> _Task brief_: Retype each entry exactly.

> _Data to use_:
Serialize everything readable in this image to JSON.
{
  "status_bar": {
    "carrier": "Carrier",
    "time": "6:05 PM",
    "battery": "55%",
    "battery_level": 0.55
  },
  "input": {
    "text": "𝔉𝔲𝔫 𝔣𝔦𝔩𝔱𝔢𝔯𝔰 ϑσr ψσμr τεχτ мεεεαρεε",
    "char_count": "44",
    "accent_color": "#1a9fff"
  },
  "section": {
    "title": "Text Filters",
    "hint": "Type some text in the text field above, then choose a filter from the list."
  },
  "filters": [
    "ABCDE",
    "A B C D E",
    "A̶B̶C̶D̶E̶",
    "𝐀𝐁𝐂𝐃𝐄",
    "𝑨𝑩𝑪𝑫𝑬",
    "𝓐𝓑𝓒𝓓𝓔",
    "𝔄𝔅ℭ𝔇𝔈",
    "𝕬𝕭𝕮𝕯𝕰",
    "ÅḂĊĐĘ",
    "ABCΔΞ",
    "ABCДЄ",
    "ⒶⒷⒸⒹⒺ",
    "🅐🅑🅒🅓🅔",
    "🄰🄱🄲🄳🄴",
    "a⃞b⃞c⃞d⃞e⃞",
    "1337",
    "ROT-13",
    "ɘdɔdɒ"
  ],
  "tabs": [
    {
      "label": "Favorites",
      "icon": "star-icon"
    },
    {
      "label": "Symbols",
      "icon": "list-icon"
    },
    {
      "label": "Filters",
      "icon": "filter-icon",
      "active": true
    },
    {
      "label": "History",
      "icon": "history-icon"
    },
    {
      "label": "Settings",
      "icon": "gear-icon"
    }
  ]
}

> _Result of this task_:
Serialize everything readable in this image to JSON.
{
  "status_bar": {
    "carrier": "Carrier",
    "time": "6:05 PM",
    "battery": "55%",
    "battery_level": 0.55
  },
  "input": {
    "text": "𝔉𝔲𝔫 𝔣𝔦𝔩𝔱𝔢𝔯𝔰 ϑσr ψσμr τεχτ мεεεαρεε",
    "char_count": "44",
    "accent_color": "#1a9fff"
  },
  "section": {
    "title": "Text Filters",
    "hint": "Type some text in the text field above, then choose a filter from the list."
  },
  "filters": [
    "ABCDE",
    "A B C D E",
    "A̶B̶C̶D̶E̶",
    "𝐀𝐁𝐂𝐃𝐄",
    "𝑨𝑩𝑪𝑫𝑬",
    "𝓐𝓑𝓒𝓓𝓔",
    "𝔄𝔅ℭ𝔇𝔈",
    "𝕬𝕭𝕮𝕯𝕰",
    "ÅḂĊĐĘ",
    "ABCΔΞ",
    "ABCДЄ",
    "ⒶⒷⒸⒹⒺ",
    "🅐🅑🅒🅓🅔",
    "🄰🄱🄲🄳🄴",
    "a⃞b⃞c⃞d⃞e⃞",
    "1337",
    "ROT-13",
    "ɘdɔdɒ"
  ],
  "tabs": [
    {
      "label": "Favorites",
      "icon": "star-icon"
    },
    {
      "label": "Symbols",
      "icon": "list-icon"
    },
    {
      "label": "Filters",
      "icon": "filter-icon",
      "active": true
    },
    {
      "label": "History",
      "icon": "history-icon"
    },
    {
      "label": "Settings",
      "icon": "gear-icon"
    }
  ]
}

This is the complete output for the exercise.